PHIL MATTINGLY: We've been in this kind of incredible space, to some degree, embarrassing space over the course of the last six years, where members will always tell you how they feel about the former president on background or off the record in a very candid way, and then you'll never hear them engage at all or they'll be completely opposite.
They'll do a 180 when they're speaking on the record.
And I think one of the things that I think, and I understand how that infuriates people, and they have good reason to be infuriated, these are public officials and they're supposed to be serving the government, if they believe something, that's probably what they should convey.
What it misses is the fact that they're operating off their constituents.
They're operating off their voters.
They're operating on who's calling their offices.
And it's not even so much sometimes fear of being primaried.
These are the people that they're hearing from on a day-to-day basis.
You can't turn against him.
You can't move away from him.
He's the guy.
He's the center of our party.
And members are so reactive to that in a way that I don't think people necessarily grasp.
Now, that's not justifying the position.
And I'll say personally, I remember every single member who said what they said on background and is now probably going to endorse a former president if he's the nominee.
But I think it's the reality of the political moment which underscores just how tenuous and fragile the moment is that we're walking into right now in terms of a potential re-election campaign for the current president facing a former president who's ahead in the polls by 20 or 30 points, who knows what can happen?
This is a guy who tried to overturn the duly elected president of the United States of America election.
And yet that's very much the moment that we're heading into.

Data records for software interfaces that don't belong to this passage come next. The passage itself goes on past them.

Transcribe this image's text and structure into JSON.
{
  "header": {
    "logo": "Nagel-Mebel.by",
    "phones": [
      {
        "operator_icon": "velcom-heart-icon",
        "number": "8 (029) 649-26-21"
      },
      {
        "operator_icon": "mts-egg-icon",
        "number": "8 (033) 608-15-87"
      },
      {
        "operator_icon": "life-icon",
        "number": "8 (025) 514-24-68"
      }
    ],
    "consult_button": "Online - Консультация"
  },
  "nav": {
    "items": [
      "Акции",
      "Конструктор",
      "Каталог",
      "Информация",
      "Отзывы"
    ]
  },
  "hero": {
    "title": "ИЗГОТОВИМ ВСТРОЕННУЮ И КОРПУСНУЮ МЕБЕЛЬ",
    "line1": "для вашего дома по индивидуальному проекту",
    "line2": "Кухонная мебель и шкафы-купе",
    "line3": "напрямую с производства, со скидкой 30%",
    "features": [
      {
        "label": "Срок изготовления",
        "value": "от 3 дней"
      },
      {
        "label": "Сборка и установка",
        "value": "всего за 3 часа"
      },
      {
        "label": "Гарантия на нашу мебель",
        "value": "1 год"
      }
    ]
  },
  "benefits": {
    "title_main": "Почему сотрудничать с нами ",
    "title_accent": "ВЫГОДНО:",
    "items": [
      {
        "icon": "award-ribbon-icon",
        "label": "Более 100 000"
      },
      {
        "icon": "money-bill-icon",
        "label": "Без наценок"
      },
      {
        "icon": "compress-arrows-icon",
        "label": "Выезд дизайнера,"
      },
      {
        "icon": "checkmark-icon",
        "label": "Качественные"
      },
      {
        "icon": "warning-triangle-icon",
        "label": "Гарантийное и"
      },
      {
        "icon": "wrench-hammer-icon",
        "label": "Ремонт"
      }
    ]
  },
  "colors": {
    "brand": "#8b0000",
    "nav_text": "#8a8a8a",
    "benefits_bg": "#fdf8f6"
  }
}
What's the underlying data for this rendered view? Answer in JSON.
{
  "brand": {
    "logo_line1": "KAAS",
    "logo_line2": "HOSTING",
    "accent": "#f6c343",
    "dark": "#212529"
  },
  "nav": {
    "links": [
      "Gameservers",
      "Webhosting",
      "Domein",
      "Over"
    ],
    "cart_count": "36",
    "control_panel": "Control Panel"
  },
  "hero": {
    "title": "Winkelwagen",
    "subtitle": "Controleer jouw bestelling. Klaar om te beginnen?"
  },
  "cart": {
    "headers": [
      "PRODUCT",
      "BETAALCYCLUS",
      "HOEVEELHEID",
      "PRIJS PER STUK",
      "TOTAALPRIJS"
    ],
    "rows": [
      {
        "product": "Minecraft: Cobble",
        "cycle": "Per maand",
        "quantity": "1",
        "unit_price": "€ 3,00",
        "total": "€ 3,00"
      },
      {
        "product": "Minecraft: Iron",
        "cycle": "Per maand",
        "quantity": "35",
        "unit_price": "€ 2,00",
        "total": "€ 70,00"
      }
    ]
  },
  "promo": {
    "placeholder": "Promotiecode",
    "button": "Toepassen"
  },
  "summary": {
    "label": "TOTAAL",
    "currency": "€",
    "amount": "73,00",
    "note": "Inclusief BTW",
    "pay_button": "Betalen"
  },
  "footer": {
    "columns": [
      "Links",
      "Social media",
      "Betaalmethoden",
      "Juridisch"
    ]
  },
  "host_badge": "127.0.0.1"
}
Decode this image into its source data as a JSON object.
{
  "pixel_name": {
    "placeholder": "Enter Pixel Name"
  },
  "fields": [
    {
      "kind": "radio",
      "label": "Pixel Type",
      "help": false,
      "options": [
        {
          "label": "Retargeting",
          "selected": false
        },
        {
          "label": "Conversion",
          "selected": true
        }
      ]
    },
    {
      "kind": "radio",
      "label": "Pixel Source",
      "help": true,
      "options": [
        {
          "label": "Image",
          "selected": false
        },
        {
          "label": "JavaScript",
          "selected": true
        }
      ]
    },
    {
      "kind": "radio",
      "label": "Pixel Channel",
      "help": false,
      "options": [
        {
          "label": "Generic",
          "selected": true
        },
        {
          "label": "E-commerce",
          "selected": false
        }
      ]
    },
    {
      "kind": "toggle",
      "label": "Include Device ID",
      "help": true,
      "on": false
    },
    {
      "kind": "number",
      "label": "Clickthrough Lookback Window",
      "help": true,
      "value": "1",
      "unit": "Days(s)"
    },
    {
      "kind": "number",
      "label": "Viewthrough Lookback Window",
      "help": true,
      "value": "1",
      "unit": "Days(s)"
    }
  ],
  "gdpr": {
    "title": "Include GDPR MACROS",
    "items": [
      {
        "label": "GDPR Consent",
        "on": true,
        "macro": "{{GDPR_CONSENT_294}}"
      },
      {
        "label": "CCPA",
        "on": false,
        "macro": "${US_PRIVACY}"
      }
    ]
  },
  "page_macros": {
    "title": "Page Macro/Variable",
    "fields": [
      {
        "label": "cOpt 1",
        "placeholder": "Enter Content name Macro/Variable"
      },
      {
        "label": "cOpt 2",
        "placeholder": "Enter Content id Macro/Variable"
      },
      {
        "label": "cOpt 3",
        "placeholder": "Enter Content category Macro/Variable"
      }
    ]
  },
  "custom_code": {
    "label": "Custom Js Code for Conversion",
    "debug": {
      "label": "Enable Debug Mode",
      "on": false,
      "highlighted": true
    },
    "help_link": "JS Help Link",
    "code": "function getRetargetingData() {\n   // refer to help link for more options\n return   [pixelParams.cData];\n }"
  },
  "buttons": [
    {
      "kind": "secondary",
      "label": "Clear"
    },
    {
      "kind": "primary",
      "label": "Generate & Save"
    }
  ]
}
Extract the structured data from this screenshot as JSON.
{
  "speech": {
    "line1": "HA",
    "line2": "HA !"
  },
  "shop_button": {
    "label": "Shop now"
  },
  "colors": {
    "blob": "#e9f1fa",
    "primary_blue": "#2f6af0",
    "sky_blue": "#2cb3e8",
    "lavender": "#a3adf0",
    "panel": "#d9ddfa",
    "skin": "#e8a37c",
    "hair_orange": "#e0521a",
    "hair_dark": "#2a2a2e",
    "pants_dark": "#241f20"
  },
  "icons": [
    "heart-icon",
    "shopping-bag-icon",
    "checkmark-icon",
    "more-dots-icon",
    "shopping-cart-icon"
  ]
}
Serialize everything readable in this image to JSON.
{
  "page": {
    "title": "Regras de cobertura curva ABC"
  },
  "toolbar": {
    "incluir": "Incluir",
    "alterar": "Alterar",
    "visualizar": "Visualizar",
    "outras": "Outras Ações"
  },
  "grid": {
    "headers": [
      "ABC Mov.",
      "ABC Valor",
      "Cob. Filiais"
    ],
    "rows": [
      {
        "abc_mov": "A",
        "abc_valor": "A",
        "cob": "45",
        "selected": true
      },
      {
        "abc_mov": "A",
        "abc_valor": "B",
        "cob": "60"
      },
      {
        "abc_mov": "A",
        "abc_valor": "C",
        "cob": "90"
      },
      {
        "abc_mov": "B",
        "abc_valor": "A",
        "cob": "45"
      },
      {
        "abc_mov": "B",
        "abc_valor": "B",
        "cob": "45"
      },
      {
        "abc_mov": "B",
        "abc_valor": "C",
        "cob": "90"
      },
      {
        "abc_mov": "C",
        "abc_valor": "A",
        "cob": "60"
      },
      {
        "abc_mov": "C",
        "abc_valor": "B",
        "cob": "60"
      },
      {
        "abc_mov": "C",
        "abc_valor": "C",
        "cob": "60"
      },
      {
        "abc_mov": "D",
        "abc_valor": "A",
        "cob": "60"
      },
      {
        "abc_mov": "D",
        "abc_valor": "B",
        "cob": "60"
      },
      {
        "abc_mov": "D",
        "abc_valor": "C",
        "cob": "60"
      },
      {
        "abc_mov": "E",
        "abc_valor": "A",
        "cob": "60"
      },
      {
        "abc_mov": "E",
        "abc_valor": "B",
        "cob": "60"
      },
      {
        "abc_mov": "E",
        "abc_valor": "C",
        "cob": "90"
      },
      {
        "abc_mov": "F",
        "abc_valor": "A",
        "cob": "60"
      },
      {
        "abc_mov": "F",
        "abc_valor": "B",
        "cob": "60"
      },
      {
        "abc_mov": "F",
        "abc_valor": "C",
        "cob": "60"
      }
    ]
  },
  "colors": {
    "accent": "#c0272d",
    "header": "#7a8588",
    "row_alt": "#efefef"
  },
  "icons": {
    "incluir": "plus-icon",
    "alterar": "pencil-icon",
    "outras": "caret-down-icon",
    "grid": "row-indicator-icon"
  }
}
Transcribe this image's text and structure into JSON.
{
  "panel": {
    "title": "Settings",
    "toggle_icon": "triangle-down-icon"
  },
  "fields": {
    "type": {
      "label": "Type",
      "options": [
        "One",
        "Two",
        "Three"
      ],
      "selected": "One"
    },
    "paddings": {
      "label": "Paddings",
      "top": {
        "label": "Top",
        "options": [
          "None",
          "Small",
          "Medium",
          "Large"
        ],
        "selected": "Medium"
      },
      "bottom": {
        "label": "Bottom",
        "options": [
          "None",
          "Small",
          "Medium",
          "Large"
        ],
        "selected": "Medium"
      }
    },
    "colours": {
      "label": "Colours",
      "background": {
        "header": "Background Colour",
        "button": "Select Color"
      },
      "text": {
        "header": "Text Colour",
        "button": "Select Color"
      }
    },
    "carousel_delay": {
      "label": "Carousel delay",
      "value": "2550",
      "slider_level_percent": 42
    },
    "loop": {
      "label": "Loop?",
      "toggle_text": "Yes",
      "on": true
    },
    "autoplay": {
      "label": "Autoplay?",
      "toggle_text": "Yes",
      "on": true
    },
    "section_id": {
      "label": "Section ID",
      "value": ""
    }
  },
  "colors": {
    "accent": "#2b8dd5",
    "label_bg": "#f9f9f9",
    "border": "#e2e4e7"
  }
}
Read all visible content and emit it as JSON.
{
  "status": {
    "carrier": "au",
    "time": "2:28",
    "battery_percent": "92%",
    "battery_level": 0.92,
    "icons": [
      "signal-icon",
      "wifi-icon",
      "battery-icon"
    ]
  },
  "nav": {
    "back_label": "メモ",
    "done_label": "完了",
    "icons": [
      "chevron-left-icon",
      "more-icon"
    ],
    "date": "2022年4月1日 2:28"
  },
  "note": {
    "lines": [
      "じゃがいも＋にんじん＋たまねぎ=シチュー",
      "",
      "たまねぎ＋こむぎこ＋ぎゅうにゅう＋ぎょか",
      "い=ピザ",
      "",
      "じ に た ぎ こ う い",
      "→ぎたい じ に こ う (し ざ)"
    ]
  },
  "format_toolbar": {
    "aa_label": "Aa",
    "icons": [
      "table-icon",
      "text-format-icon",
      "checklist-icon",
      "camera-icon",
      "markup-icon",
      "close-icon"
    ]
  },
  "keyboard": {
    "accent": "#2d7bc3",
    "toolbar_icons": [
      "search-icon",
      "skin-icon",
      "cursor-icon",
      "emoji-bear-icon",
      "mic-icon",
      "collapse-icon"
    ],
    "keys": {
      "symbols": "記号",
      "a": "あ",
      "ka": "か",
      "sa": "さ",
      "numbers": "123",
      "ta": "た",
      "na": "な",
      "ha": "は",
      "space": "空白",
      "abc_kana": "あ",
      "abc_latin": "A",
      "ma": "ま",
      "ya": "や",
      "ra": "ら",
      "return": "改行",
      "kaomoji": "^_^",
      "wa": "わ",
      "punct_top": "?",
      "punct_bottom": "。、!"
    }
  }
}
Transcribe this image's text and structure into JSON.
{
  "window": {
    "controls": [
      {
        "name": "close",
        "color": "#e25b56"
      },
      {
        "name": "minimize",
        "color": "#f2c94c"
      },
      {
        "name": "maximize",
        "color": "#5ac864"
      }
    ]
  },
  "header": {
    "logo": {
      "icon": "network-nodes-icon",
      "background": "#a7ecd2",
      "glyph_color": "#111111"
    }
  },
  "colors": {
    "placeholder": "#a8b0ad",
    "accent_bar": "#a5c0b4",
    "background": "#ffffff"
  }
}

And I don't think anybody really has their heads fully around that.
And I think the Republicans that have stayed silent are going to continue to stay silent and maybe regret the fact that they didn't vote to impeach when they had a chance because they thought he would just go away.
ANITA KUMAR: Just look at the polls, and as you mentioned, Donald Trump is ahead, way ahead of any other Republican out there.
WILLIAM BRANGHAM: It really does look like we're going to see Biden v. Trump again.
ANITA KUMAR: Yes.
And then when you look at some of the polls and you dig into it, I've been really struck by some of the people that are saying they support him, it's because that he won last time.
So, they feel like he won last time.
He didn't get to be president, I guess, and they are supporting this coming time.
So, I mean, that permeates.
It's been two plus years and it's still there and it's not seeming to go away.
WILLIAM BRANGHAM: It is really going to be a remarkable thing to see how this election turns out.
We have to leave it there for now.
I want to thank to my panel for joining us and for sharing all of your reporting.
Thank you so much for being here.
And thanks to all of you for joining along with us as well.
Don't forget to watch "PBS NEWS WEEKEND" on Saturday for a conversation about living with COVID as the U.S. and global leaders declare an end to the COVID-â 19 emergency declarations.
I'm William Brangham.
Goodnight from Washington.